Yesterday the third Edge Conference was held in London. Footage from the afternoon’s Accessibility panel is now available via Google’s Web Developer account on YouTube (embedded below). From left to right, the panellists are Derek Featherstone (Simply Accessible) who also gives the opening address, myself (King’s College London), Chris Heilmann (Mozilla, our moderator), Alice Boxhall (Google), Andrew Ronksley (RNIB) and Matthew Tyler Atkinson (Paciello Group). If you’re listening to the video without visual cues, listen out for our (helpful!) accents. Derek is Canadian, Chris is German, myself, Andrew and Matthew are the Brits and Alice has the Aussie accent. As ever, comments are welcome! More reflections on the panel and conference as a whole to follow soon.
Earlier this summer, a paper co-authored by Brian Kelly (@briankelly) David Sloan (@sloandr) Dominique Lukeš (@techczech) EA Draffan (@EADraffan) and myself (@slewth!) was published in issue 71 of Ariadne, the online quarterly publication for Information Professionals. ‘Bring Your Own Policy: Why Accessibility Standards Need to be Contextually Aware’ is open access.
In our paper, we argue that rather than having a universal standard for Web accessibility, Web accessibility practices and policies need to be sufficiently flexible to cater for the local context. The issue’s editorial describes the paper as follows:
Brian Kelly, Jonathan Hassell, David Sloan, Dominik Lukeš, E.A. Draffan and Sarah Lewthwaite advise Bring Your Own Policy: Why Accessibility Standards Need to Be Contextually Sensitive and argue that, rather than having a universal standard for Web accessibility, Web accessibility practices and policies need to be sufficiently flexible to cater for the local context. The authors explain that despite the increased pressures on conformance with Web accessibility guidelines, large-scale surveys have shown that they have had relatively little impact. Having reviewed previous critiques, they examine the code of practice BS 8878. They argue for a wider application than just to Web content, and that an alternative strategy could be adopted which would employ measures that are more context-sensitive. The authors point out that little attention has been paid to the principles underlying Global Accessibility Standards and that in non-Western environments may even prove to be counter-productive. They highlight the alternative of more evidence-based standards and examine their disadvantages. Having used the example of simple language to illustrate the difficulties, the authors offer another example in the provision of accessibility support to publicly available video material. They argue that standardisation of the deployment of Web products is more important that the conformance of the products themselves. The authors summarise the aims of BS 8878. They explain the scope of the framework that it adds to WCAG 2.0 and how it encourages Web site designers to think more strategically about all accessibility decisions surrounding their product. They conclude that globalisation is not limited to users: owners of sites do not wish to be constrained in their choice of international suppliers and products, but the latter are by no means standardised globally – but the benefits of an international standard are enormous.

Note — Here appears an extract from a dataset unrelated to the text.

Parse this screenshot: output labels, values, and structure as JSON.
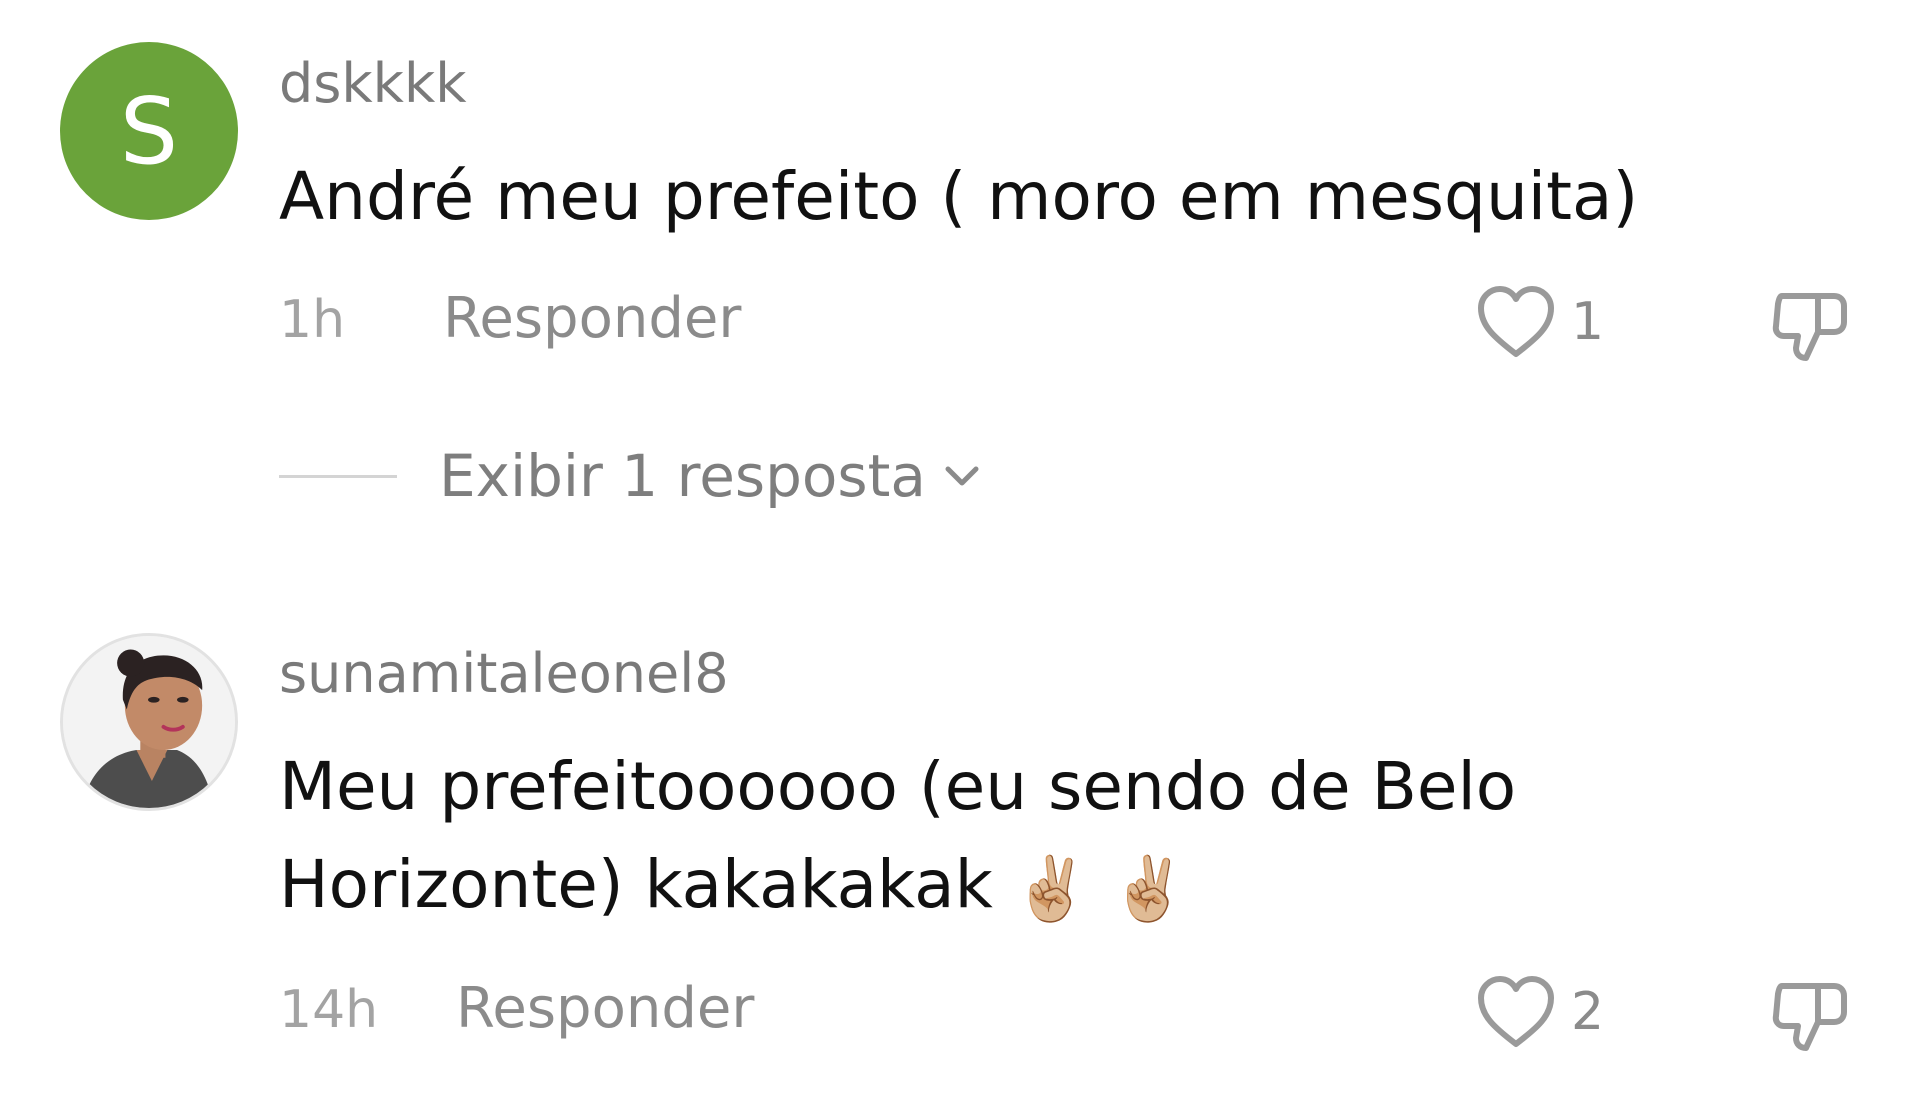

If you’d like more information, Brian Kelly supplies a thorough overview of the paper and its genealogy on the UK Web Focus blog, highlighting the peer-reviewed papers that led to this publication and outlining each author’s contribution. I’m continuing to focus on this area (see forthcoming publications), so any thoughts on the article are very welcome. Comment below, or email me directly.